62 CHARLES STEWART PAHNELL [1885
In the discussions over a new Crimes Bill, which the Government introduced to crush the Phoenix Park conspirators, the friendly relations between the Administration and the Irish party "were altogether shattered, and the parliamentary contests between them were fierce and furious. During the same session the Gladstone Government carried the Irish Land Bill of 1881, which has proved a great boon to Ireland. They carried also a Eeform Bill, which for the first time gave Ireland the same franchise as England. Strange to say, Mr. Parnell did not vote for the Land Bill (which he probably considered inadequate), and it was only at the last moment, on the eve of the second reading, that he consented to support the Reform Bill. On every division threatening the existence of the Government the Irish party at this time voted with the Opposition, and finally, in June 1885, the Gladstone Government was overthrown by their assistance.

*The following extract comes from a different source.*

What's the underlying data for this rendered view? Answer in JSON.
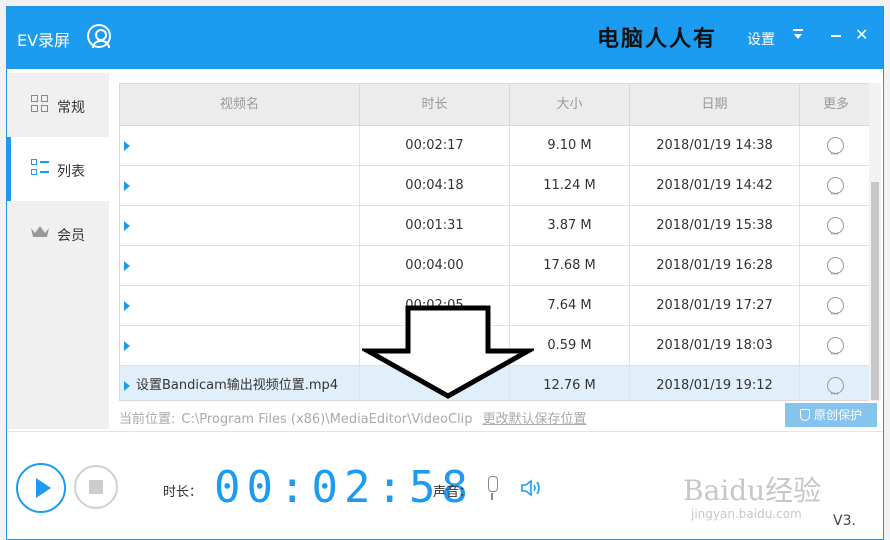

After the fall of Mr. Gladstone's Government Lord Salisbury was called to power, and as he was only supported by an accidental majority a dissolution offPaiiiament became necessary.

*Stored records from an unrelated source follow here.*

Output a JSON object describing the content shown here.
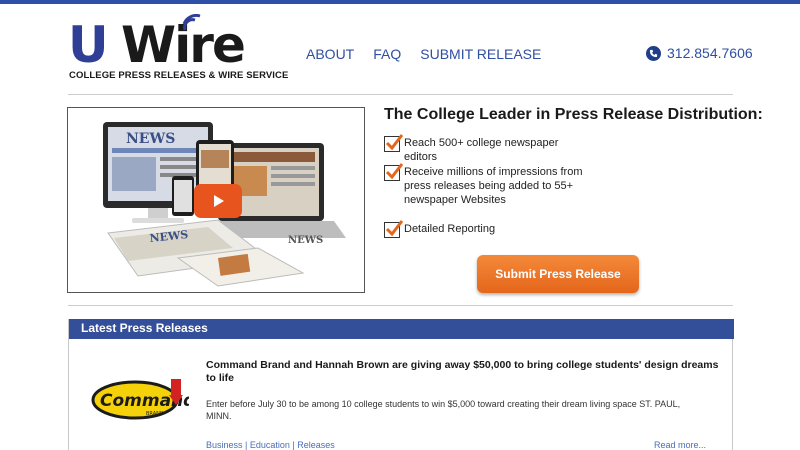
{
  "header": {
    "logo_u": "U",
    "logo_wire": "Wire",
    "tagline": "COLLEGE PRESS RELEASES & WIRE SERVICE",
    "nav": [
      {
        "label": "ABOUT"
      },
      {
        "label": "FAQ"
      },
      {
        "label": "SUBMIT RELEASE"
      }
    ],
    "phone": "312.854.7606"
  },
  "hero": {
    "title": "The College Leader in Press Release Distribution:",
    "features": [
      {
        "text": "Reach 500+ college newspaper editors"
      },
      {
        "text": "Receive millions of impressions from press releases being added to 55+ newspaper Websites"
      },
      {
        "text": "Detailed Reporting"
      }
    ],
    "cta_label": "Submit Press Release",
    "video_label": "NEWS"
  },
  "latest": {
    "heading": "Latest Press Releases",
    "items": [
      {
        "logo_text": "Command",
        "logo_sub": "BRAND",
        "title": "Command Brand and Hannah Brown are giving away $50,000 to bring college students' design dreams to life",
        "description": "Enter before July 30 to be among 10 college students to win $5,000 toward creating their dream living space ST. PAUL, MINN.",
        "tags": [
          "Business",
          "Education",
          "Releases"
        ],
        "tag_sep": " | ",
        "read_more": "Read more..."
      }
    ]
  },
  "colors": {
    "brand_blue": "#2f50a8",
    "header_bar": "#344f9a",
    "cta_orange": "#e4661b",
    "link_blue": "#4a6db5"
  }
}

I was in London at this time, and I was profoundly surprised by the intimation from one of Parnell's lieutenants that the Irish party had come to the resolution of supporting Tory candidates at the coining] election. At a later period an address was published to the Irish electors in England which confirmed all I had heard. The address was a violent and implacable impeachment of the Liberal party, arraigning them as having coerced Ireland, deluged Egypt with blood, menaced religious liberty in the school, and freedom of speech in Parliament. The Gladstone party, it declared, had attained power. I^rrirll, by T. M. Itenly, M.I».ed altogether on his will was a joyous companion, among the gay loud-hi.*-* «*ariTr froms check for Lord Salisbury, and checkmate for Mr. by the Orangemen.'— Hansard. American Land League.